[BRIEF] Send back the entries exactly as they were given.

══════

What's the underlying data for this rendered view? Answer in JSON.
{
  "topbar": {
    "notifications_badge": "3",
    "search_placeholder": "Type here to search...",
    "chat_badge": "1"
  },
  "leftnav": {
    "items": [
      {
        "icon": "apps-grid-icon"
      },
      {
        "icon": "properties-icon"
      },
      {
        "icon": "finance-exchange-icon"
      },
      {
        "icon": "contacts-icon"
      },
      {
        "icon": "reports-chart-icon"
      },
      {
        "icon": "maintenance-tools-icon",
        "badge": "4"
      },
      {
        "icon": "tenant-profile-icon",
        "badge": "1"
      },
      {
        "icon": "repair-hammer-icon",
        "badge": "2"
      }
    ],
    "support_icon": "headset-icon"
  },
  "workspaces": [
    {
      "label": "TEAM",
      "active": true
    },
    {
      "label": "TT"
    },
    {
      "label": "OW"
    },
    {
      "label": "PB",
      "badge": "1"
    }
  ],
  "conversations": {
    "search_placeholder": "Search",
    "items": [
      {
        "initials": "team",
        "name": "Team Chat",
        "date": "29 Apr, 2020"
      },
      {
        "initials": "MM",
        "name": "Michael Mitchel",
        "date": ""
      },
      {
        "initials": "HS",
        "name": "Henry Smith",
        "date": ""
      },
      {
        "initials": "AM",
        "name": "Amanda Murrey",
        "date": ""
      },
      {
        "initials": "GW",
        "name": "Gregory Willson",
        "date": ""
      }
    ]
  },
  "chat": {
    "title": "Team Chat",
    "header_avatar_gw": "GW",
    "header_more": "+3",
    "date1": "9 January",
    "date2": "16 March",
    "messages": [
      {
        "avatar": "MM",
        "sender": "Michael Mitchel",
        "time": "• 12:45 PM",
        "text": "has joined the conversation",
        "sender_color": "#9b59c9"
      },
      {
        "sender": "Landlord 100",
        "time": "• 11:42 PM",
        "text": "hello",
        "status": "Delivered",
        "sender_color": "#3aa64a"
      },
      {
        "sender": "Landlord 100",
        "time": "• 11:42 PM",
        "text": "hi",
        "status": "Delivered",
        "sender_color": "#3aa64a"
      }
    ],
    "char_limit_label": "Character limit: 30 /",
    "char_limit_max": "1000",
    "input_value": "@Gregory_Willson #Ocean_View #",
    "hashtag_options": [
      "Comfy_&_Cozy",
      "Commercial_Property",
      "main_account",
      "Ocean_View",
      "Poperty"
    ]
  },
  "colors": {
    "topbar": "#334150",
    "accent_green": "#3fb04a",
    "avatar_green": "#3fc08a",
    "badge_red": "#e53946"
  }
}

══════

[ANSWER AREA]
What's the underlying data for this rendered view? Answer in JSON.
{
  "topbar": {
    "notifications_badge": "3",
    "search_placeholder": "Type here to search...",
    "chat_badge": "1"
  },
  "leftnav": {
    "items": [
      {
        "icon": "apps-grid-icon"
      },
      {
        "icon": "properties-icon"
      },
      {
        "icon": "finance-exchange-icon"
      },
      {
        "icon": "contacts-icon"
      },
      {
        "icon": "reports-chart-icon"
      },
      {
        "icon": "maintenance-tools-icon",
        "badge": "4"
      },
      {
        "icon": "tenant-profile-icon",
        "badge": "1"
      },
      {
        "icon": "repair-hammer-icon",
        "badge": "2"
      }
    ],
    "support_icon": "headset-icon"
  },
  "workspaces": [
    {
      "label": "TEAM",
      "active": true
    },
    {
      "label": "TT"
    },
    {
      "label": "OW"
    },
    {
      "label": "PB",
      "badge": "1"
    }
  ],
  "conversations": {
    "search_placeholder": "Search",
    "items": [
      {
        "initials": "team",
        "name": "Team Chat",
        "date": "29 Apr, 2020"
      },
      {
        "initials": "MM",
        "name": "Michael Mitchel",
        "date": ""
      },
      {
        "initials": "HS",
        "name": "Henry Smith",
        "date": ""
      },
      {
        "initials": "AM",
        "name": "Amanda Murrey",
        "date": ""
      },
      {
        "initials": "GW",
        "name": "Gregory Willson",
        "date": ""
      }
    ]
  },
  "chat": {
    "title": "Team Chat",
    "header_avatar_gw": "GW",
    "header_more": "+3",
    "date1": "9 January",
    "date2": "16 March",
    "messages": [
      {
        "avatar": "MM",
        "sender": "Michael Mitchel",
        "time": "• 12:45 PM",
        "text": "has joined the conversation",
        "sender_color": "#9b59c9"
      },
      {
        "sender": "Landlord 100",
        "time": "• 11:42 PM",
        "text": "hello",
        "status": "Delivered",
        "sender_color": "#3aa64a"
      },
      {
        "sender": "Landlord 100",
        "time": "• 11:42 PM",
        "text": "hi",
        "status": "Delivered",
        "sender_color": "#3aa64a"
      }
    ],
    "char_limit_label": "Character limit: 30 /",
    "char_limit_max": "1000",
    "input_value": "@Gregory_Willson #Ocean_View #",
    "hashtag_options": [
      "Comfy_&_Cozy",
      "Commercial_Property",
      "main_account",
      "Ocean_View",
      "Poperty"
    ]
  },
  "colors": {
    "topbar": "#334150",
    "accent_green": "#3fb04a",
    "avatar_green": "#3fc08a",
    "badge_red": "#e53946"
  }
}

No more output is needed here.